──────── Data for the task ────────

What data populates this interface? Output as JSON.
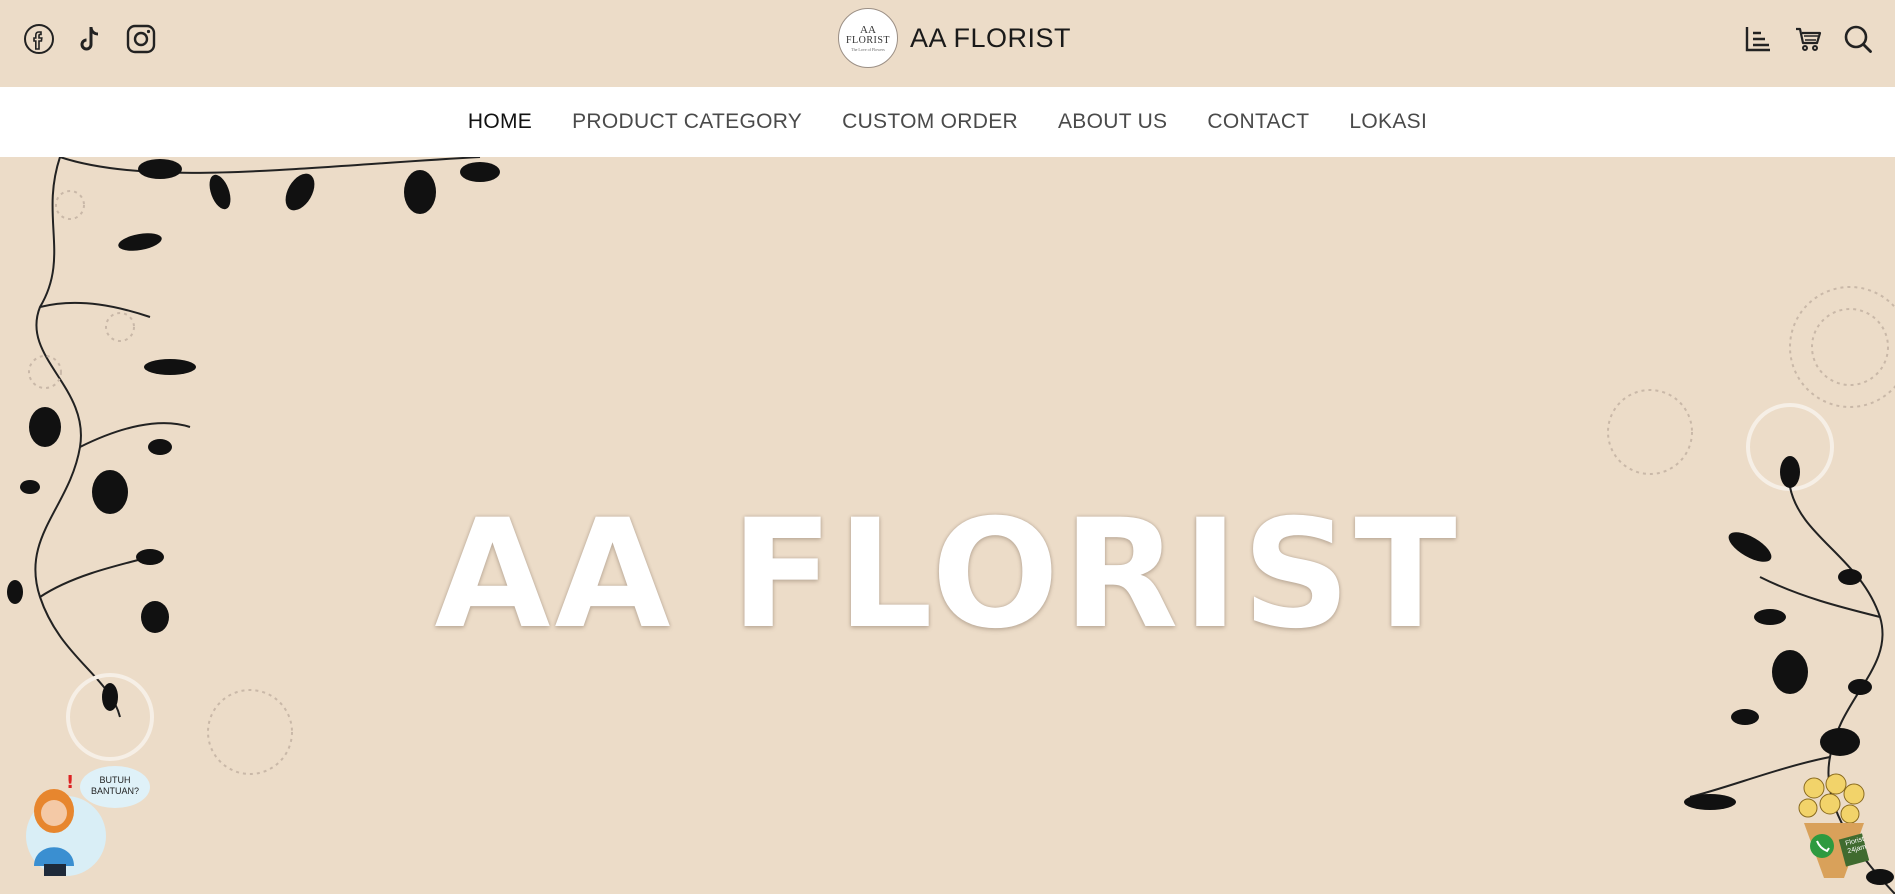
{
  "brand": {
    "name": "AA FLORIST",
    "logo_line1": "AA",
    "logo_line2": "FLORIST",
    "logo_tagline": "The Love of Flowers"
  },
  "nav": {
    "items": [
      {
        "label": "HOME",
        "active": true
      },
      {
        "label": "PRODUCT CATEGORY",
        "active": false
      },
      {
        "label": "CUSTOM ORDER",
        "active": false
      },
      {
        "label": "ABOUT US",
        "active": false
      },
      {
        "label": "CONTACT",
        "active": false
      },
      {
        "label": "LOKASI",
        "active": false
      }
    ]
  },
  "hero": {
    "title": "AA FLORIST"
  },
  "help_widget": {
    "text": "BUTUH BANTUAN?"
  },
  "wa_widget": {
    "tag_text": "Florist 24jam"
  },
  "icons": {
    "left": [
      "facebook-icon",
      "tiktok-icon",
      "instagram-icon"
    ],
    "right": [
      "sort-icon",
      "cart-icon",
      "search-icon"
    ]
  },
  "colors": {
    "background": "#ecdcc8",
    "nav_bg": "#ffffff",
    "text": "#222222",
    "nav_text": "#4a4a4a"
  }
}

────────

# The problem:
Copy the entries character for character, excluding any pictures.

# Result for this exercise:
What data populates this interface? Output as JSON.
{
  "brand": {
    "name": "AA FLORIST",
    "logo_line1": "AA",
    "logo_line2": "FLORIST",
    "logo_tagline": "The Love of Flowers"
  },
  "nav": {
    "items": [
      {
        "label": "HOME",
        "active": true
      },
      {
        "label": "PRODUCT CATEGORY",
        "active": false
      },
      {
        "label": "CUSTOM ORDER",
        "active": false
      },
      {
        "label": "ABOUT US",
        "active": false
      },
      {
        "label": "CONTACT",
        "active": false
      },
      {
        "label": "LOKASI",
        "active": false
      }
    ]
  },
  "hero": {
    "title": "AA FLORIST"
  },
  "help_widget": {
    "text": "BUTUH BANTUAN?"
  },
  "wa_widget": {
    "tag_text": "Florist 24jam"
  },
  "icons": {
    "left": [
      "facebook-icon",
      "tiktok-icon",
      "instagram-icon"
    ],
    "right": [
      "sort-icon",
      "cart-icon",
      "search-icon"
    ]
  },
  "colors": {
    "background": "#ecdcc8",
    "nav_bg": "#ffffff",
    "text": "#222222",
    "nav_text": "#4a4a4a"
  }
}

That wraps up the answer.